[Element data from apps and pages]
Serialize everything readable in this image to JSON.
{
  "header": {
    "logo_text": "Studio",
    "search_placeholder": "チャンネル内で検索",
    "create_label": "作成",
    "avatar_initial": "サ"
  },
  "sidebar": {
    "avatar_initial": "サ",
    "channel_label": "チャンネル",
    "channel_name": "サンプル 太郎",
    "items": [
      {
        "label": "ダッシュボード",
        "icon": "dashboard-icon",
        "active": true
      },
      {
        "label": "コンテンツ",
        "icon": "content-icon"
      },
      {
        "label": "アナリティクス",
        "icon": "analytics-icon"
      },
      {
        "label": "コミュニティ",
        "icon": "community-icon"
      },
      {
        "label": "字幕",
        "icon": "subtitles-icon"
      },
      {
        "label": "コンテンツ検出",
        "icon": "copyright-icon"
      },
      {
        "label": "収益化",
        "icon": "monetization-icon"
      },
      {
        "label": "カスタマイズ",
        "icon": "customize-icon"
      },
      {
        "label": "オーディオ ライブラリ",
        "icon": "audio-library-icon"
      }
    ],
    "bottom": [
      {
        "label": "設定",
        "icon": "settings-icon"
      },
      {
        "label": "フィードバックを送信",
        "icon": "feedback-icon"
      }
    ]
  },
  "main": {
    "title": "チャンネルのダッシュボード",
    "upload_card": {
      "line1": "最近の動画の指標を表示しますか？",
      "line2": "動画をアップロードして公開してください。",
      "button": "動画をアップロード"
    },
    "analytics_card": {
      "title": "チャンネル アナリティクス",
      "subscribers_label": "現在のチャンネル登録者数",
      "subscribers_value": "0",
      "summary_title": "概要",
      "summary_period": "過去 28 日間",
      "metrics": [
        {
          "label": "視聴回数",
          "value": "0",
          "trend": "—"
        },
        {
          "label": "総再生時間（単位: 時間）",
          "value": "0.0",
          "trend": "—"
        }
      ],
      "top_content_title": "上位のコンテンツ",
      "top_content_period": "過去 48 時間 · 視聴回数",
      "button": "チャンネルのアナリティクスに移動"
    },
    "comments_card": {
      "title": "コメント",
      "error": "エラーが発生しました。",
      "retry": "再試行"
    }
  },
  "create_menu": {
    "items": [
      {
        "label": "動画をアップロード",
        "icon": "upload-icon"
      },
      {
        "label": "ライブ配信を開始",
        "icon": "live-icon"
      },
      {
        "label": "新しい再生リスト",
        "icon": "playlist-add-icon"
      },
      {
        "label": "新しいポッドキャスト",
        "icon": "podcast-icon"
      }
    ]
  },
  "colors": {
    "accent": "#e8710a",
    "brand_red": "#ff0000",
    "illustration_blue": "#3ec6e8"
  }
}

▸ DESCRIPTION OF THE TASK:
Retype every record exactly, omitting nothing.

▸ WRITTEN ANSWER:
Serialize everything readable in this image to JSON.
{
  "header": {
    "logo_text": "Studio",
    "search_placeholder": "チャンネル内で検索",
    "create_label": "作成",
    "avatar_initial": "サ"
  },
  "sidebar": {
    "avatar_initial": "サ",
    "channel_label": "チャンネル",
    "channel_name": "サンプル 太郎",
    "items": [
      {
        "label": "ダッシュボード",
        "icon": "dashboard-icon",
        "active": true
      },
      {
        "label": "コンテンツ",
        "icon": "content-icon"
      },
      {
        "label": "アナリティクス",
        "icon": "analytics-icon"
      },
      {
        "label": "コミュニティ",
        "icon": "community-icon"
      },
      {
        "label": "字幕",
        "icon": "subtitles-icon"
      },
      {
        "label": "コンテンツ検出",
        "icon": "copyright-icon"
      },
      {
        "label": "収益化",
        "icon": "monetization-icon"
      },
      {
        "label": "カスタマイズ",
        "icon": "customize-icon"
      },
      {
        "label": "オーディオ ライブラリ",
        "icon": "audio-library-icon"
      }
    ],
    "bottom": [
      {
        "label": "設定",
        "icon": "settings-icon"
      },
      {
        "label": "フィードバックを送信",
        "icon": "feedback-icon"
      }
    ]
  },
  "main": {
    "title": "チャンネルのダッシュボード",
    "upload_card": {
      "line1": "最近の動画の指標を表示しますか？",
      "line2": "動画をアップロードして公開してください。",
      "button": "動画をアップロード"
    },
    "analytics_card": {
      "title": "チャンネル アナリティクス",
      "subscribers_label": "現在のチャンネル登録者数",
      "subscribers_value": "0",
      "summary_title": "概要",
      "summary_period": "過去 28 日間",
      "metrics": [
        {
          "label": "視聴回数",
          "value": "0",
          "trend": "—"
        },
        {
          "label": "総再生時間（単位: 時間）",
          "value": "0.0",
          "trend": "—"
        }
      ],
      "top_content_title": "上位のコンテンツ",
      "top_content_period": "過去 48 時間 · 視聴回数",
      "button": "チャンネルのアナリティクスに移動"
    },
    "comments_card": {
      "title": "コメント",
      "error": "エラーが発生しました。",
      "retry": "再試行"
    }
  },
  "create_menu": {
    "items": [
      {
        "label": "動画をアップロード",
        "icon": "upload-icon"
      },
      {
        "label": "ライブ配信を開始",
        "icon": "live-icon"
      },
      {
        "label": "新しい再生リスト",
        "icon": "playlist-add-icon"
      },
      {
        "label": "新しいポッドキャスト",
        "icon": "podcast-icon"
      }
    ]
  },
  "colors": {
    "accent": "#e8710a",
    "brand_red": "#ff0000",
    "illustration_blue": "#3ec6e8"
  }
}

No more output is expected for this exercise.